A new study from London’s Imperial College Business School shows that in the near future, in-home listening devices will have the capability to interpret arguments and come up with solutions to relationship problems.
Researchers believe that within two to three years, virtual assistants will be so good at interpreting relationship cues that they will have a 75 percent accuracy rate in predicting the success or downfall of a marriage, reports the Independent.
By analyzing a couple’s communication, including everyday conversation and bickering, these devices will be equipped to dole out relationship advice and counselling.
Aparna Sasidharan, from the Imperial College Business School, told the Independent that Artificial Intelligence (AI) will particularly benefit women in heterosexual relationships because men communicate differently.
“AI can pick up missed cues and suggest nudges to bridge the gap in emotional intelligence and communication styles,” Sasidharan explained. “It can identify optimal ways to discuss common problems and alleviate common misunderstandings based on these different priorities and ways of viewing the world. We could be looking at a different gender dynamics in a decade.”
The study also examined how technology could affect online dating, including compatibility.
“In another decade we could be seeing revolutionary changes with dating apps moving to continuous relationship coaching or marriage counselling as well as improving relationship health and helping people project a more attractive persona,” Sasidharan noted. “AI is changing our perceptions of love and relationships and could play a significant role in shifting familiar societal approaches to finding love.”
It’s believed that within a few years, single people will use a combination of AI and genetic matching to find someone with whom they are physically, mentally and emotionally compatible. Imagine finding the love of your life after being matched up in a laboratory? Within a decade, researchers predict it will be easy to identify sexual chemistry between people who have never met each other.
It’s not so farfetched. Scientists can already measure sexual attraction by monitoring heart rate and blood pressure. And wearable tech that tracks eye contact and touch also predict sexual chemistry.
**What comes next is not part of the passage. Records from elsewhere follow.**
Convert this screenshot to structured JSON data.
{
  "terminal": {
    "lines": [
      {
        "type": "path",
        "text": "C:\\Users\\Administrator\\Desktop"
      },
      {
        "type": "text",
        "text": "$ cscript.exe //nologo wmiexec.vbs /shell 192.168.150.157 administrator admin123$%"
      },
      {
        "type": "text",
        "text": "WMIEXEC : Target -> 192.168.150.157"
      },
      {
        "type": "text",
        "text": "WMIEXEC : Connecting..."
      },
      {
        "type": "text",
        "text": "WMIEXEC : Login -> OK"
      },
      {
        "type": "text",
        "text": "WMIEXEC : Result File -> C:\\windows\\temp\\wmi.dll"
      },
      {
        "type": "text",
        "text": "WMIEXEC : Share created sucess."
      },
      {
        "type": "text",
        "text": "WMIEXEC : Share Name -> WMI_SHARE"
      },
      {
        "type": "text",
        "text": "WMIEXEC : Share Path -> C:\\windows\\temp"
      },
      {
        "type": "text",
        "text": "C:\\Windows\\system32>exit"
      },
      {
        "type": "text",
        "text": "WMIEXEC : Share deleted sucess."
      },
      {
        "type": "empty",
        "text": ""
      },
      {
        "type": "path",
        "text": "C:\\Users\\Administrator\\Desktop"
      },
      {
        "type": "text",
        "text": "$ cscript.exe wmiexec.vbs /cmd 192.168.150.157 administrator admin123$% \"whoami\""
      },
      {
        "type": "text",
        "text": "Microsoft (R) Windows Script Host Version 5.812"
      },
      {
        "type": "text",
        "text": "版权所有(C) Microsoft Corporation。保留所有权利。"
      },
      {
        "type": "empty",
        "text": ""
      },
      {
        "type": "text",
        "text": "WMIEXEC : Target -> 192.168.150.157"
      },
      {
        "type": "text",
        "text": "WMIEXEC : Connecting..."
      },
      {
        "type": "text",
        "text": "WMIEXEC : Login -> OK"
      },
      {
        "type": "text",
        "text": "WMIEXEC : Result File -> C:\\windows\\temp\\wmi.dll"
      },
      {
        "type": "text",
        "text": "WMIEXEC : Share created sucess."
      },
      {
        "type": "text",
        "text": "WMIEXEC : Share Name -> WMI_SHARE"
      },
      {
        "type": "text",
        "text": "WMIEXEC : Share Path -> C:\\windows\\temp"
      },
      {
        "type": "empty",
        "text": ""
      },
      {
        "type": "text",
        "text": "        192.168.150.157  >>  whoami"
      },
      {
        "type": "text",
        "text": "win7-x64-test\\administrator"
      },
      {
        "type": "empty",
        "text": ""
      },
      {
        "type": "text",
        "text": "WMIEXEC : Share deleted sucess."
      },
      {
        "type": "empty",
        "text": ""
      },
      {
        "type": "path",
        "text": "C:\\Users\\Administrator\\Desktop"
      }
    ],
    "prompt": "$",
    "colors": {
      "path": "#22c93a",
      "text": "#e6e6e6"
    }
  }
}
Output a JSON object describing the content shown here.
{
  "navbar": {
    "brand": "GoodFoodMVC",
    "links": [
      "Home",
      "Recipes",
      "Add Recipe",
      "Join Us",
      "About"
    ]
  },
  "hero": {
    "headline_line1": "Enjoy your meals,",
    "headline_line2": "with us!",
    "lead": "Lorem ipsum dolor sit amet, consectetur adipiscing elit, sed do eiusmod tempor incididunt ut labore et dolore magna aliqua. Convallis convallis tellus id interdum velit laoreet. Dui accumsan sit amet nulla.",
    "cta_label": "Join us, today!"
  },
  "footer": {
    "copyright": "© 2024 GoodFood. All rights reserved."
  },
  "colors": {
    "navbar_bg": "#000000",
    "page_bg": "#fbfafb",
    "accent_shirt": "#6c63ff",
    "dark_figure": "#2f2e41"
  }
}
Using these methods combined with MHC genes analysis will enable experts to match people together.